:: Records for this exercise ::
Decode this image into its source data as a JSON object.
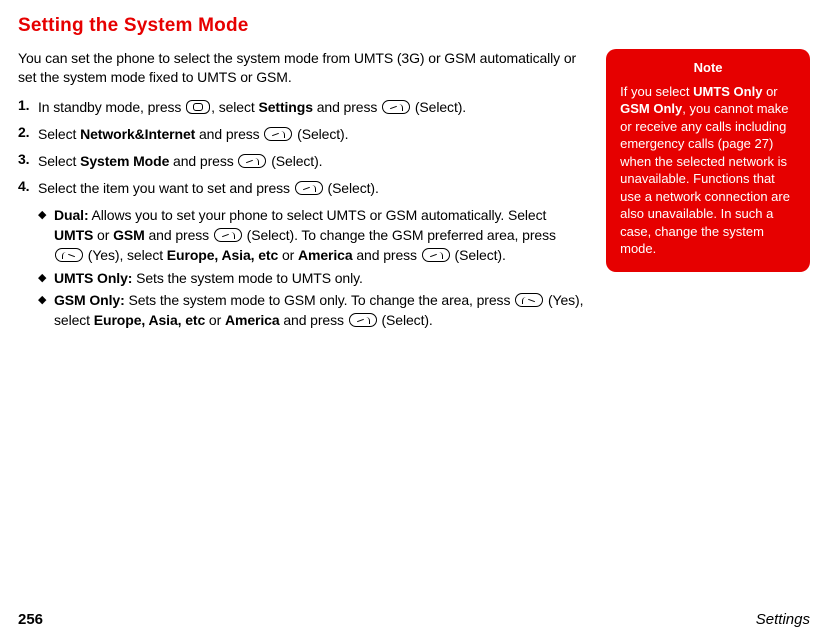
{
  "title": "Setting the System Mode",
  "intro": "You can set the phone to select the system mode from UMTS (3G) or GSM automatically or set the system mode fixed to UMTS or GSM.",
  "steps": [
    {
      "num": "1.",
      "pre": "In standby mode, press ",
      "btn1": "center",
      "mid1": ", select ",
      "bold1": "Settings",
      "mid2": " and press ",
      "btn2": "left",
      "post": " (Select)."
    },
    {
      "num": "2.",
      "pre": "Select ",
      "bold1": "Network&Internet",
      "mid1": " and press ",
      "btn1": "left",
      "post": " (Select)."
    },
    {
      "num": "3.",
      "pre": "Select ",
      "bold1": "System Mode",
      "mid1": " and press ",
      "btn1": "left",
      "post": " (Select)."
    },
    {
      "num": "4.",
      "pre": "Select the item you want to set and press ",
      "btn1": "left",
      "post": " (Select)."
    }
  ],
  "bullets": [
    {
      "bold": "Dual:",
      "t1": " Allows you to set your phone to select UMTS or GSM automatically. Select ",
      "b2": "UMTS",
      "t2": " or ",
      "b3": "GSM",
      "t3": " and press ",
      "btn1": "left",
      "t4": " (Select). To change the GSM preferred area, press ",
      "btn2": "right",
      "t5": " (Yes), select ",
      "b4": "Europe, Asia, etc",
      "t6": " or ",
      "b5": "America",
      "t7": " and press ",
      "btn3": "left",
      "t8": " (Select)."
    },
    {
      "bold": "UMTS Only:",
      "t1": " Sets the system mode to UMTS only."
    },
    {
      "bold": "GSM Only:",
      "t1": " Sets the system mode to GSM only. To change the area, press ",
      "btn1": "right",
      "t2": " (Yes), select ",
      "b2": "Europe, Asia, etc",
      "t3": " or ",
      "b3": "America",
      "t4": " and press ",
      "btn2": "left",
      "t5": " (Select)."
    }
  ],
  "note": {
    "title": "Note",
    "t1": "If you select ",
    "b1": "UMTS Only",
    "t2": " or ",
    "b2": "GSM Only",
    "t3": ", you cannot make or receive any calls including emergency calls (page 27) when the selected network is unavailable. Functions that use a network connection are also unavailable. In such a case, change the system mode."
  },
  "footer": {
    "page": "256",
    "section": "Settings"
  }
}
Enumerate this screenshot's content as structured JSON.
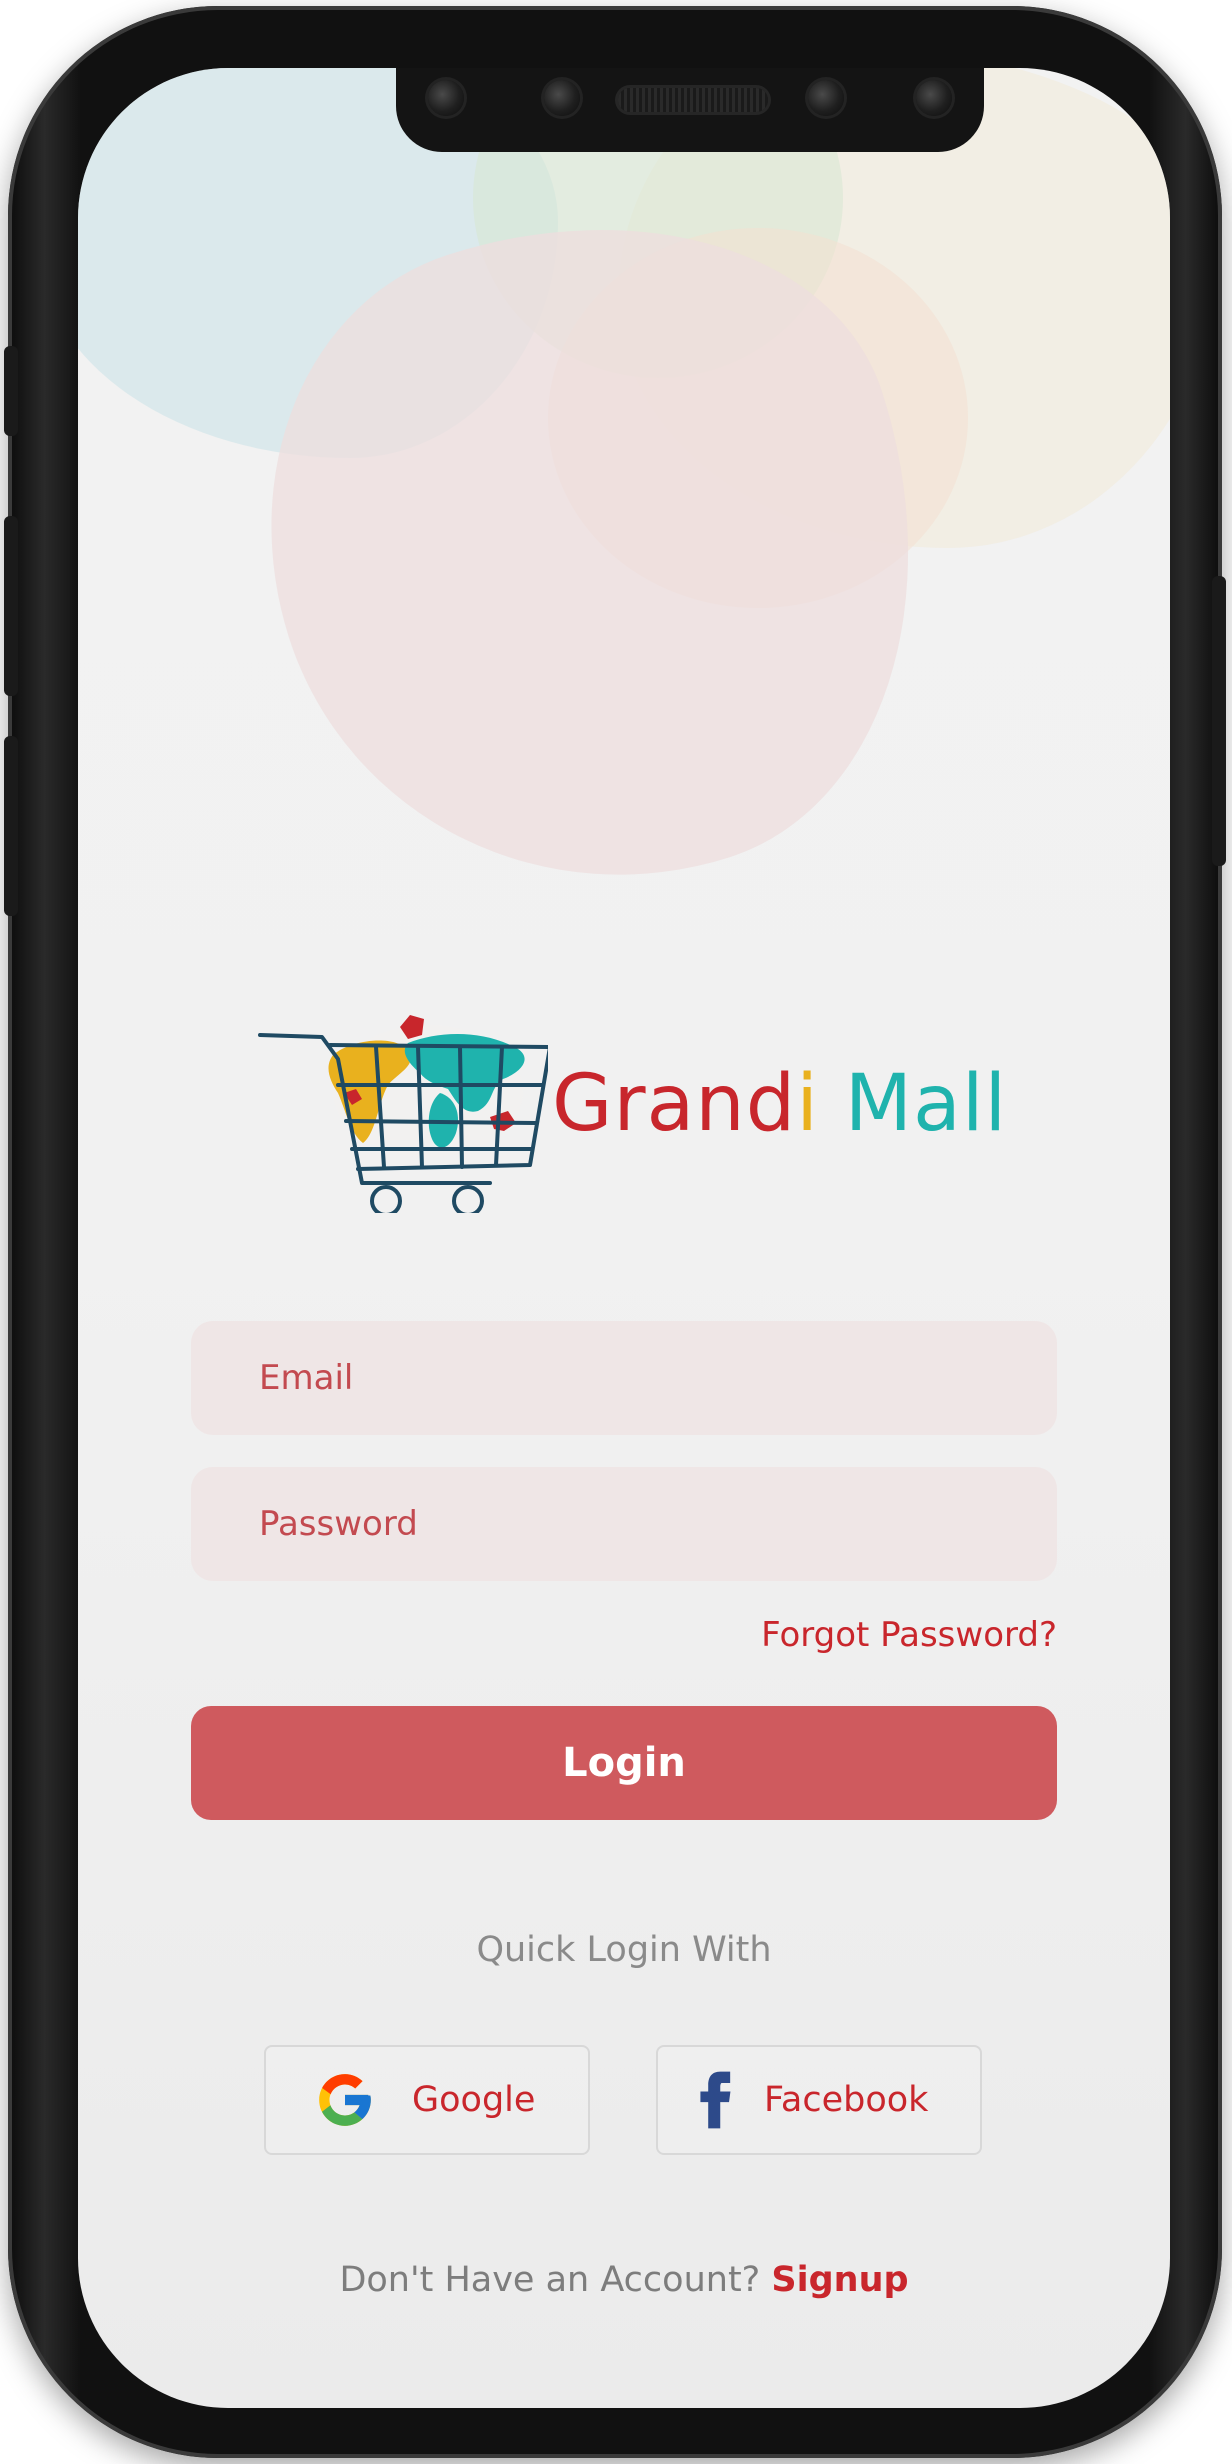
{
  "brand": {
    "part1": "Grand",
    "part2": "i",
    "part3": " Mall",
    "colors": {
      "red": "#c8262c",
      "yellow": "#e9b11e",
      "teal": "#1fb3ad"
    }
  },
  "form": {
    "email_placeholder": "Email",
    "password_placeholder": "Password",
    "forgot_label": "Forgot Password?",
    "login_label": "Login"
  },
  "quick_login": {
    "label": "Quick Login With",
    "google_label": "Google",
    "facebook_label": "Facebook",
    "google_icon": "google-icon",
    "facebook_icon": "facebook-icon"
  },
  "signup": {
    "prompt": "Don't Have an Account?",
    "link_label": "Signup"
  },
  "theme": {
    "accent": "#c9262c",
    "button": "#cf5a5e",
    "field_bg": "#efe6e6"
  }
}
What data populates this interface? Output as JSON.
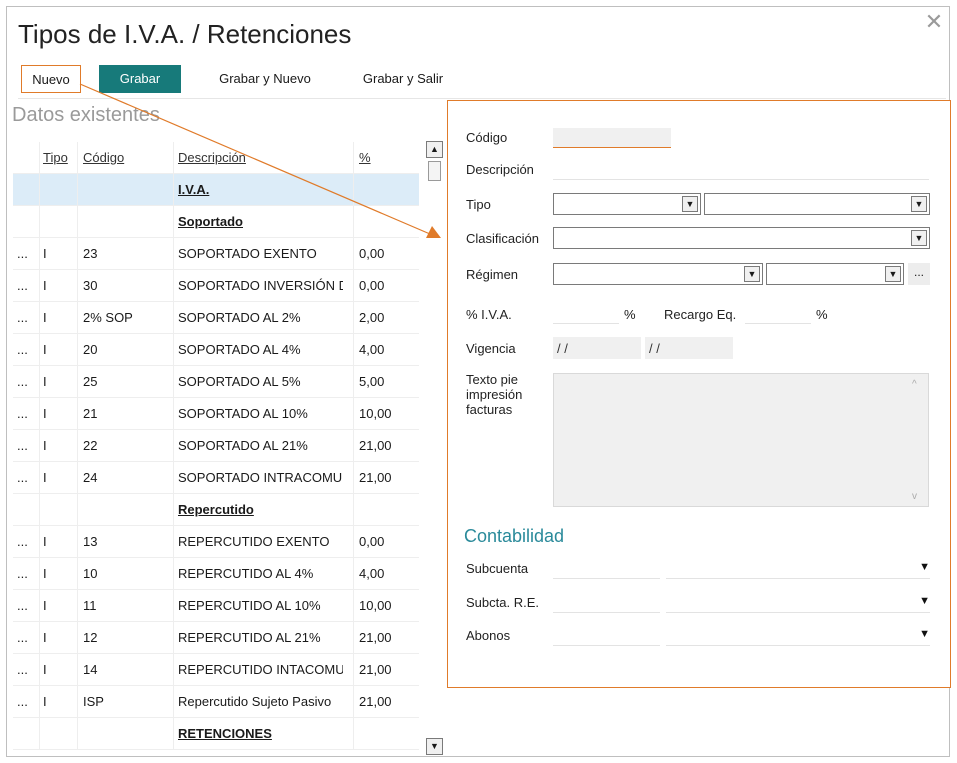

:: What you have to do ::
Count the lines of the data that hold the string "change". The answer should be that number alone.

:: Solution for this exercise ::
3